Task description – Report each line of the records below that uses the word "password".

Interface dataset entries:
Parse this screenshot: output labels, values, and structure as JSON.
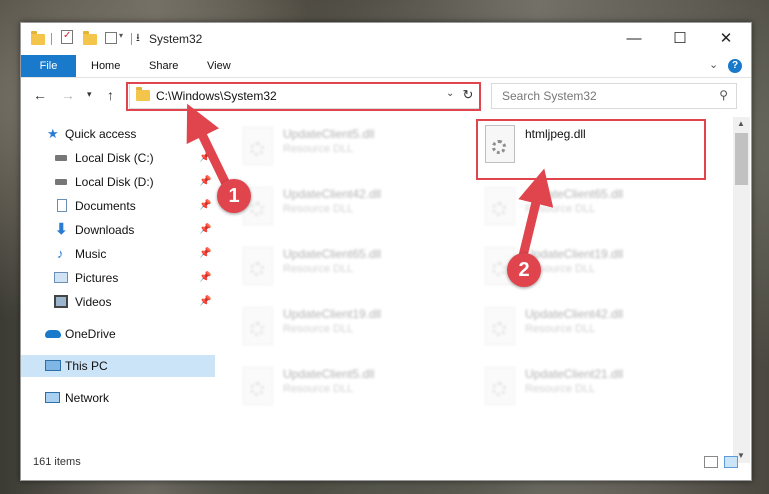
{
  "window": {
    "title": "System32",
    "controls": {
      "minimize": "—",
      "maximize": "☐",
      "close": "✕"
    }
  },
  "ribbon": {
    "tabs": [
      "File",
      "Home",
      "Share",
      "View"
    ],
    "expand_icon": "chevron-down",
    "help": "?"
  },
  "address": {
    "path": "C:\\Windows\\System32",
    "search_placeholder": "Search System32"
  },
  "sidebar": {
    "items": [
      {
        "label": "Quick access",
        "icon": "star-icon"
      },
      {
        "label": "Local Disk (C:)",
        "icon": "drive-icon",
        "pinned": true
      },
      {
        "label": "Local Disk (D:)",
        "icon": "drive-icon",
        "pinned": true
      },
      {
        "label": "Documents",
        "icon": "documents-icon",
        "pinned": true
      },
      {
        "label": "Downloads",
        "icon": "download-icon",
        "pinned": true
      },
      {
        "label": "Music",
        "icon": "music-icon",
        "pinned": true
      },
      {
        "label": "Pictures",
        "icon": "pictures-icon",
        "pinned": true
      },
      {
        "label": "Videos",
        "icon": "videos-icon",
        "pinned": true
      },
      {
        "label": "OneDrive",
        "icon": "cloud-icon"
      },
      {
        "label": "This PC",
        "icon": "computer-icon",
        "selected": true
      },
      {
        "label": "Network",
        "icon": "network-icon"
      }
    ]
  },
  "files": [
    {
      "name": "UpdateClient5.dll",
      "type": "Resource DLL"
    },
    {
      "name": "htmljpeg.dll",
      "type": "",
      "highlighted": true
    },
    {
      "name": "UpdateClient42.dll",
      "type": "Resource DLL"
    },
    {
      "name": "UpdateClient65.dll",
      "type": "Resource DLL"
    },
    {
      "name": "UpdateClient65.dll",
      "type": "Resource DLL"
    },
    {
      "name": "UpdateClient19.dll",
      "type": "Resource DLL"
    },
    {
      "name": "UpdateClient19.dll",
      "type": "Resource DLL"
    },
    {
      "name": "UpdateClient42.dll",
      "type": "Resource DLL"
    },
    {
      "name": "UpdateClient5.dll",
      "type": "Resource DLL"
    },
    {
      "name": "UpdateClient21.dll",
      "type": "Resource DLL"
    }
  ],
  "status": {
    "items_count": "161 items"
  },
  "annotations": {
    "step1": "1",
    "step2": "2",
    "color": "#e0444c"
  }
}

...

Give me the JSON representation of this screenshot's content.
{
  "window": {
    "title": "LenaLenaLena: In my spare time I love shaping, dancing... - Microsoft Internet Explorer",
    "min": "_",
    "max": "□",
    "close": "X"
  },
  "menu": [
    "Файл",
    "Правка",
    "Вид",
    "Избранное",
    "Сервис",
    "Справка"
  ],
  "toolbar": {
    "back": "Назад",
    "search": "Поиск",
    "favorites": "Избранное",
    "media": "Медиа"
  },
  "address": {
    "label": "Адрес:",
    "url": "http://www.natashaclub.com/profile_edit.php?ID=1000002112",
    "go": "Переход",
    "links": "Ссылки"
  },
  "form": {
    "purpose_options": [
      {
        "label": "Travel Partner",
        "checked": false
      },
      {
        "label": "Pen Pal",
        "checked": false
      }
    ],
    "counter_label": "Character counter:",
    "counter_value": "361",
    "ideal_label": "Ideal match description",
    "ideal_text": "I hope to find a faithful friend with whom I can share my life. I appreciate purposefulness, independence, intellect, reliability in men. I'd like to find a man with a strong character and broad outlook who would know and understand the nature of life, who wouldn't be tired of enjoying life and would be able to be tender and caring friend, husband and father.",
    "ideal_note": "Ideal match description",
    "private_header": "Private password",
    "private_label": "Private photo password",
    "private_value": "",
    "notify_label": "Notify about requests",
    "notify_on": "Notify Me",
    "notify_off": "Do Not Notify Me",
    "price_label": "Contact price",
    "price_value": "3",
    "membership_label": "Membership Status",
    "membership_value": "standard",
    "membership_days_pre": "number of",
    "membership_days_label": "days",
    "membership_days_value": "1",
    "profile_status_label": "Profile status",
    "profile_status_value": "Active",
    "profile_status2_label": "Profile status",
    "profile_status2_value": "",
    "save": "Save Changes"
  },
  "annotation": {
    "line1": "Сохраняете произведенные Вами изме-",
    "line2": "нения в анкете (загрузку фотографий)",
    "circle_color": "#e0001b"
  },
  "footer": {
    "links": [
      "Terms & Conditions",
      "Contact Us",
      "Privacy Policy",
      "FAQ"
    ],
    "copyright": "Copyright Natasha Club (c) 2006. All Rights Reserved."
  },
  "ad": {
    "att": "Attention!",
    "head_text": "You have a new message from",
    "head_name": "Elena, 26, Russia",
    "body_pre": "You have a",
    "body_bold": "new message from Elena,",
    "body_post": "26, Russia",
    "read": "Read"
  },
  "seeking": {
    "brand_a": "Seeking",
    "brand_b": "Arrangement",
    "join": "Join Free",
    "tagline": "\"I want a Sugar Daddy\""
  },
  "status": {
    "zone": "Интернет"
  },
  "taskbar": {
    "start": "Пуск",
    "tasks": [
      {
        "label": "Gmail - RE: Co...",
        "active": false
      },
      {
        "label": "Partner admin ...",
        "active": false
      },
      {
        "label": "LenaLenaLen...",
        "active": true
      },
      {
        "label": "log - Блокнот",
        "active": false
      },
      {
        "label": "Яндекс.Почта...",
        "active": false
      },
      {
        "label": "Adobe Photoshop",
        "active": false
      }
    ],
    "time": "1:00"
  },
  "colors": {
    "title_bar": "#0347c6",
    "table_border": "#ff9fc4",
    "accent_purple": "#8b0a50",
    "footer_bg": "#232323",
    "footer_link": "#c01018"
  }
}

Written solution –
    "private_header": "Private password",
    "private_label": "Private photo password",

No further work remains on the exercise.